● **Task directions**
Give the number of lines in the listing below that include the word "selector", with nothing more.

(Beginning of Extracted information)

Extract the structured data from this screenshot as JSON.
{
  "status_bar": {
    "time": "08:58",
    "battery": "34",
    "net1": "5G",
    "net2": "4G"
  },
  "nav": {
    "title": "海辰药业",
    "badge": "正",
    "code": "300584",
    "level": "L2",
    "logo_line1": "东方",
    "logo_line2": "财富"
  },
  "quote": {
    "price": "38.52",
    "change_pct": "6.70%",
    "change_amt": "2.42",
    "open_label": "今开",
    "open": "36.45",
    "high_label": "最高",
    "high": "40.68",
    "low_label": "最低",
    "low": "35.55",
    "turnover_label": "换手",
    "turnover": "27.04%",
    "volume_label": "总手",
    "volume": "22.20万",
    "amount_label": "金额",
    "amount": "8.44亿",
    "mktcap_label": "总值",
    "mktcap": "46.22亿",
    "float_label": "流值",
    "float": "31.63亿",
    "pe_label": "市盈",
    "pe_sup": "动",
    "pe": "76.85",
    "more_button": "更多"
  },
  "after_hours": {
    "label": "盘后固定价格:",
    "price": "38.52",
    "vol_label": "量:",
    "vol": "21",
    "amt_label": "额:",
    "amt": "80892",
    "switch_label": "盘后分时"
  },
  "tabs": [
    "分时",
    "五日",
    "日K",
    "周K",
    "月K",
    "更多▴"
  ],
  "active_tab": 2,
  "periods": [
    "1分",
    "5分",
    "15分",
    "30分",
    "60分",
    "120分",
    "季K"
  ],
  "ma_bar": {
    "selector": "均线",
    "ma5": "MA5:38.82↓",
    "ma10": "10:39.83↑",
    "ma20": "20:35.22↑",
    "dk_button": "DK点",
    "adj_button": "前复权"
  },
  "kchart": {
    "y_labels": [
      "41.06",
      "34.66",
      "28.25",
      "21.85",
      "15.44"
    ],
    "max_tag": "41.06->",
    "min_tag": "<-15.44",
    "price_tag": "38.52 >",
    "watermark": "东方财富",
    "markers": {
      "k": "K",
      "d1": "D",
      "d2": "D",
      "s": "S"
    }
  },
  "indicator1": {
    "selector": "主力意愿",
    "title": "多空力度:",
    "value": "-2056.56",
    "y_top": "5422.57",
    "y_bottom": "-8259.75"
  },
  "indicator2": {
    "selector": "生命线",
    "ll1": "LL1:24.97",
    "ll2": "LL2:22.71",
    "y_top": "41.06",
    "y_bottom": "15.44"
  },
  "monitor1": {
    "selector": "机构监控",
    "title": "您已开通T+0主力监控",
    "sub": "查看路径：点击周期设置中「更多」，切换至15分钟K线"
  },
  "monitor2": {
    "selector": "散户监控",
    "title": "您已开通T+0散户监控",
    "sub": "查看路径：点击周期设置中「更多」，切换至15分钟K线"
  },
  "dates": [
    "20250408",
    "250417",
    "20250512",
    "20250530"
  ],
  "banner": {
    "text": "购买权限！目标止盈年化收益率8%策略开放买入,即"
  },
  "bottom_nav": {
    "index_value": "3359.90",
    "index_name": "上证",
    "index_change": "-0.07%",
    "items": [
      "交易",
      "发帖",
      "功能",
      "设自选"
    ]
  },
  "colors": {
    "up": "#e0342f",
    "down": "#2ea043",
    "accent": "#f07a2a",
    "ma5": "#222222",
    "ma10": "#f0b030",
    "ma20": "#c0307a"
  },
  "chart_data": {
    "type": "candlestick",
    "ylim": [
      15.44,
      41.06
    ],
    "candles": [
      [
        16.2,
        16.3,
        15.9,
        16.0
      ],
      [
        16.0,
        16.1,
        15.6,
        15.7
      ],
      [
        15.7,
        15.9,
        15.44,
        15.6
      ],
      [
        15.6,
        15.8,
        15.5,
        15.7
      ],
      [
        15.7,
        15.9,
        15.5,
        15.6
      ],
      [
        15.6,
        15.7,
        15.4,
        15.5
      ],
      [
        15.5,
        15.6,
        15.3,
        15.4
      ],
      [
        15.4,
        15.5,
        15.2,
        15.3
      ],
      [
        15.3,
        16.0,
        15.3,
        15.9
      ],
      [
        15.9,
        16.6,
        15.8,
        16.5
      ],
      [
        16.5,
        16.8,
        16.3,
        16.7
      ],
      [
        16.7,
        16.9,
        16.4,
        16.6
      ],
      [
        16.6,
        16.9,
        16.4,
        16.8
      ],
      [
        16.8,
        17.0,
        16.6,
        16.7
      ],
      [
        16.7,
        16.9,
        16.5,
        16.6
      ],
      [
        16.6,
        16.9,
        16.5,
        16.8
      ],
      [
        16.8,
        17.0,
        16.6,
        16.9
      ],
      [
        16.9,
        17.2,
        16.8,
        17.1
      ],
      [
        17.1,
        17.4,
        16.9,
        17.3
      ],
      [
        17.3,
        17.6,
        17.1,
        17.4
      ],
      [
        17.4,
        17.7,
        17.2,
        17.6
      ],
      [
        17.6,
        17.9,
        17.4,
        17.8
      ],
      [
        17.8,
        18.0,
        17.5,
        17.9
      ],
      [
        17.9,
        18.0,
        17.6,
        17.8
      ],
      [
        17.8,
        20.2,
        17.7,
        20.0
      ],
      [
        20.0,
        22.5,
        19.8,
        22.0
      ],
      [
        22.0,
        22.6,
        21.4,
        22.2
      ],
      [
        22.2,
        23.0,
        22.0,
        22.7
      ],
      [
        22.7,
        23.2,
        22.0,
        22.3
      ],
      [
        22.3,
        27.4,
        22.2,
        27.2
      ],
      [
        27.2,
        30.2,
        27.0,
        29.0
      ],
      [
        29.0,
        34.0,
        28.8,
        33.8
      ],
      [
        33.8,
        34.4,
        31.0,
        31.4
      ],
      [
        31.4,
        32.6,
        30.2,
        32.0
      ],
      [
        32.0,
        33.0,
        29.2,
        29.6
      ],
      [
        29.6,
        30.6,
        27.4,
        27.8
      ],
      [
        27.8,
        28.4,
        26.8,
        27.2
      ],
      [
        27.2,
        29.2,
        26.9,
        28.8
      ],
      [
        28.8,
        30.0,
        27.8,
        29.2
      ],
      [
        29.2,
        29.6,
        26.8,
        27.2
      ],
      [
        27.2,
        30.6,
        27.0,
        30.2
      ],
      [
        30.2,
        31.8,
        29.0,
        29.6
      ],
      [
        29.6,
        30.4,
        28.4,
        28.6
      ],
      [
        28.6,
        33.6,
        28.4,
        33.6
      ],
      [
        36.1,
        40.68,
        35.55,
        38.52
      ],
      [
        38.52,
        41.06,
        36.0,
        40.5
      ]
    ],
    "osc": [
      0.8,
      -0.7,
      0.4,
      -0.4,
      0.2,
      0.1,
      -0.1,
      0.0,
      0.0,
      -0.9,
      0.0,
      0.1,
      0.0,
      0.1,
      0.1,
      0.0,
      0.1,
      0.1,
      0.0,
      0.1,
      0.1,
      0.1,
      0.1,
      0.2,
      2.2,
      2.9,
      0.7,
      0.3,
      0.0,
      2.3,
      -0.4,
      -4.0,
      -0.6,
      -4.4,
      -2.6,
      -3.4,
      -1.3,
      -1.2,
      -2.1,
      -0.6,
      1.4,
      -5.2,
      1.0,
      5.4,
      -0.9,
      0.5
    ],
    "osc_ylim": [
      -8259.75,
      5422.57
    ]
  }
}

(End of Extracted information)

● **Solved problem**
5